Bill Gates Wants 'Mosquito Week' To Replace 'Shark Week,' And Here's What This Would Mean For The World

Earlier this week, Bill Gates said we need Mosquito Week more than Shark Week — which, counter-intuitive as it sounds, is actually not such a whacky concept. True, Shark Week is more than an informative television series, it's an institution. But mosquitoes are pretty terrifying creatures themselves — in fact, they're the world's deadliest animals. Mosquitoes cause 25,000 deaths a year, a higher number even than all the deaths caused by other humans.

Yes, the tiny, vicious little vampires are way scarier than the sea-bound carnivores — but scarier still is a world in which Shark Week has been replaced by Mosquito Week.

Writes Bill Gates:

There are more than 2,500 species of mosquito, and they’re found in every region of the world except Antarctica. During the peak breeding seasons, they outnumber every other animal on Earth, except termites and ants. Despite their innocuous-sounding name—Spanish for “little fly”—they carry devastating diseases. The worst is malaria, which kills more than 600,000 people every year; another 200 million cases incapacitate people for days at a time.

So this week, on his website, Bill Gates will be providing readers with information about the deadly insect, via interviews, ways to combat the disease, and more. But replacing Shark Week? The worldwide phenomenon broadcast in 72 countries, which began as a week-long TV focus in the late 80s?

Let's take a minute to consider the consequences.

Bill Gates on YouTube

1. Suddenly, the Mosquito is the Super-Villain in Every Disney/Apocalypse/Johnny-Depp-Mistake Movie

From Jaws to Finding Nemo, the shark has always been the go-to evil character. But with the arrival of Mosquito Week, we can expect a new baddie on the scene. Yes, he might be tiny, but he'll be voiced by someone with an awe-inspiring voice/terrifying voice (Jeremy Irons, anyone?).

2. Mosquito Puns Dominating Headlines

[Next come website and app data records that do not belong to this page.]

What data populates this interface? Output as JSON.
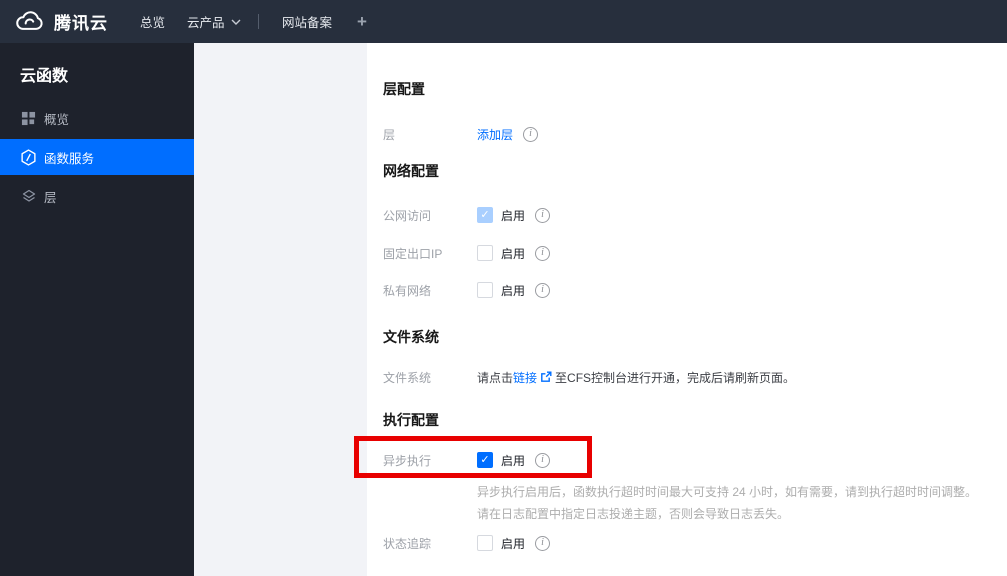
{
  "topbar": {
    "brand": "腾讯云",
    "nav": [
      {
        "label": "总览"
      },
      {
        "label": "云产品"
      },
      {
        "label": "网站备案"
      }
    ],
    "plus_label": "+"
  },
  "sidebar": {
    "title": "云函数",
    "items": [
      {
        "label": "概览",
        "icon": "grid-icon",
        "active": false
      },
      {
        "label": "函数服务",
        "icon": "function-icon",
        "active": true
      },
      {
        "label": "层",
        "icon": "layers-icon",
        "active": false
      }
    ]
  },
  "main": {
    "layer": {
      "title": "层配置",
      "label": "层",
      "link": "添加层"
    },
    "network": {
      "title": "网络配置",
      "rows": [
        {
          "label": "公网访问",
          "enable": "启用",
          "checkbox": "checked-disabled"
        },
        {
          "label": "固定出口IP",
          "enable": "启用",
          "checkbox": "unchecked"
        },
        {
          "label": "私有网络",
          "enable": "启用",
          "checkbox": "unchecked"
        }
      ]
    },
    "filesystem": {
      "title": "文件系统",
      "label": "文件系统",
      "before_link": "请点击",
      "link_text": "链接",
      "after_link": "至CFS控制台进行开通，完成后请刷新页面。"
    },
    "execution": {
      "title": "执行配置",
      "async_row": {
        "label": "异步执行",
        "enable": "启用",
        "checkbox": "checked"
      },
      "desc_line1": "异步执行启用后，函数执行超时时间最大可支持 24 小时，如有需要，请到执行超时时间调整。",
      "desc_line2": "请在日志配置中指定日志投递主题，否则会导致日志丢失。",
      "status_row": {
        "label": "状态追踪",
        "enable": "启用",
        "checkbox": "unchecked"
      }
    }
  },
  "colors": {
    "accent": "#006EFF",
    "topbar_bg": "#272F3D",
    "sidebar_bg": "#1E222C",
    "panel_bg": "#F2F3F7",
    "highlight_red": "#E80000",
    "checkbox_checked_disabled": "#A9CFFF"
  }
}
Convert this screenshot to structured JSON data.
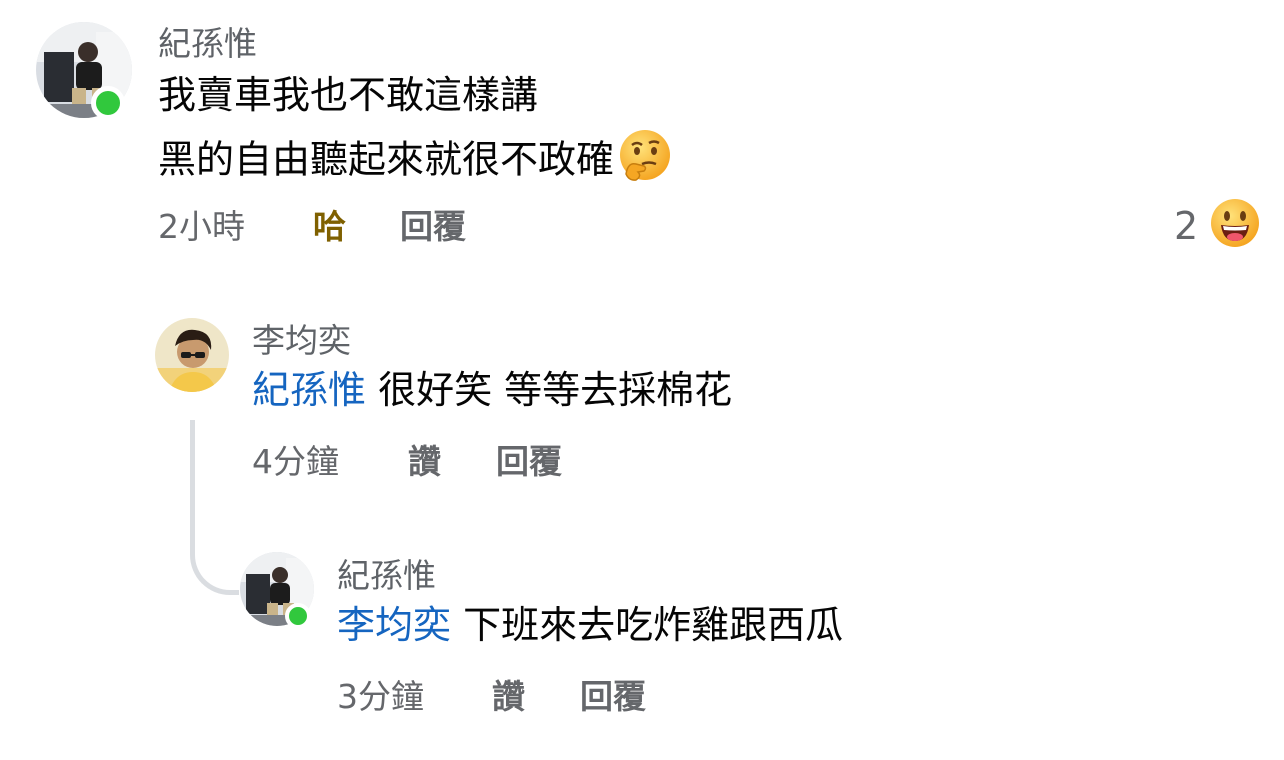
{
  "comment": {
    "author": "紀孫惟",
    "lines": [
      "我賣車我也不敢這樣講",
      "黑的自由聽起來就很不政確"
    ],
    "emoji": "thinking-face",
    "time": "2小時",
    "reaction_label": "哈",
    "reply_label": "回覆",
    "reaction_count": "2",
    "reaction_emoji": "grinning-face"
  },
  "replies": [
    {
      "author": "李均奕",
      "mention": "紀孫惟",
      "text": " 很好笑 等等去採棉花",
      "time": "4分鐘",
      "like_label": "讚",
      "reply_label": "回覆"
    },
    {
      "author": "紀孫惟",
      "mention": "李均奕",
      "text": " 下班來去吃炸雞跟西瓜",
      "time": "3分鐘",
      "like_label": "讚",
      "reply_label": "回覆"
    }
  ],
  "colors": {
    "mention": "#1565c0",
    "reacted": "#7f6000",
    "online": "#31c83d",
    "meta": "#65676b"
  }
}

During Shark Week, articles about sharks in pop culture, sharks in real life, shark deaths, shark food — basically, anything shark — tend to take over much of the news world. And these articles are filled with puns, be they good, bad, or just plain awkward. So we can expect a lot of "blood-sucking" and "bite" puns to be made during Mosquito week.

3. The Launch of Mosquitorunners

On the 20th anniversary of Shark Week, the Sharkrunners video game was launched. The game uses GPS and telemetry data from actual tagged sharks, so that your gaming experience involves the movement of real, live sharks in the Pacific Ocean. We expect a Mosquitorunners version that would track the millions of iddy-biddy mosquitos buzzing...everywhere. Which you get to squash, satisfyingly.

4. The New Hashtag, #Mosquitofact

Perhaps one of the less dramatic of consequences, the instituting of Mosquito Week in place of Shark Week would see the launch of the new hashtag, #Mosquitofact instead of #Sharkfact. So, instead of being filled with exciting info about the sea world, it would likely just have tips about the sad, pointless lives the irritating little insects lead. Pass.

5. Depressing, Mosquito Week Drinking Games

One of the most wondrous things about Shark Week is that it allows you to escape from the oppressive heat of the summer by imagining that you are under the water, swimming away from various forms of fish, possibly with someone English and expertly at your side. Many creative drinking games that aid in this imaginative escape have thus been created for Shark week, but Mosquito Week drinking games? Shudder.